## To do:
Determine how many lines in the listing contain the string "name"; respond with the number alone.
--- Data to use Enclosed Below ---
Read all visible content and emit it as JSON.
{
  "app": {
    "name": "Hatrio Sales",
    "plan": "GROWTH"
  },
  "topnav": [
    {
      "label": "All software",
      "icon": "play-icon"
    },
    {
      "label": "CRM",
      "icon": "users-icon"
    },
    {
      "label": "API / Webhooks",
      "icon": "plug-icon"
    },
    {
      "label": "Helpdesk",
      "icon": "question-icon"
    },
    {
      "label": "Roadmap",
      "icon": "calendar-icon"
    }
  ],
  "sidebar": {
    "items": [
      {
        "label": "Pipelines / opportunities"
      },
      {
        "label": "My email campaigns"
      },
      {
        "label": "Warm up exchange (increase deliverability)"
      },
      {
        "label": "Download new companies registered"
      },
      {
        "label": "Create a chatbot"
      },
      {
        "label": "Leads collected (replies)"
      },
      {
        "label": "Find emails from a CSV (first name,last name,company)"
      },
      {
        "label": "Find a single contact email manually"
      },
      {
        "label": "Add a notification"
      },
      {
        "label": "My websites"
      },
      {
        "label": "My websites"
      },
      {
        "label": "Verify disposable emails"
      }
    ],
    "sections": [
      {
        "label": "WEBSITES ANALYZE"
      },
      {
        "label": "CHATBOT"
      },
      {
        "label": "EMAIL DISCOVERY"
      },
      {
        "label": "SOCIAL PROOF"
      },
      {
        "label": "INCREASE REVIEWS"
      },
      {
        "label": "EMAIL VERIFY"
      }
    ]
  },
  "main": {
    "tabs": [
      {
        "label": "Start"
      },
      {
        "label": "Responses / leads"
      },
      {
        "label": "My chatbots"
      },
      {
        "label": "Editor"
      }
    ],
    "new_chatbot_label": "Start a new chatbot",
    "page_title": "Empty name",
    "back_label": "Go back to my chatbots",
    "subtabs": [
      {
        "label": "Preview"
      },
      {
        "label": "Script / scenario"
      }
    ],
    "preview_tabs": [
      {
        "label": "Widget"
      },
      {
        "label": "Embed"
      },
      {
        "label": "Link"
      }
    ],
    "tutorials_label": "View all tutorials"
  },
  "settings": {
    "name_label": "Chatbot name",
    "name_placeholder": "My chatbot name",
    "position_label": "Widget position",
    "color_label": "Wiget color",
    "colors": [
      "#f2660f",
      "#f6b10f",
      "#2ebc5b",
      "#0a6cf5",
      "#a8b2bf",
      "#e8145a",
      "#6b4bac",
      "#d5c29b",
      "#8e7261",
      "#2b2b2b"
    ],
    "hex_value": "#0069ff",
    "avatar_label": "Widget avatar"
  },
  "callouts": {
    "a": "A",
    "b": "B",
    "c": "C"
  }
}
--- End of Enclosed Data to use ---
## Response for this exercise:
5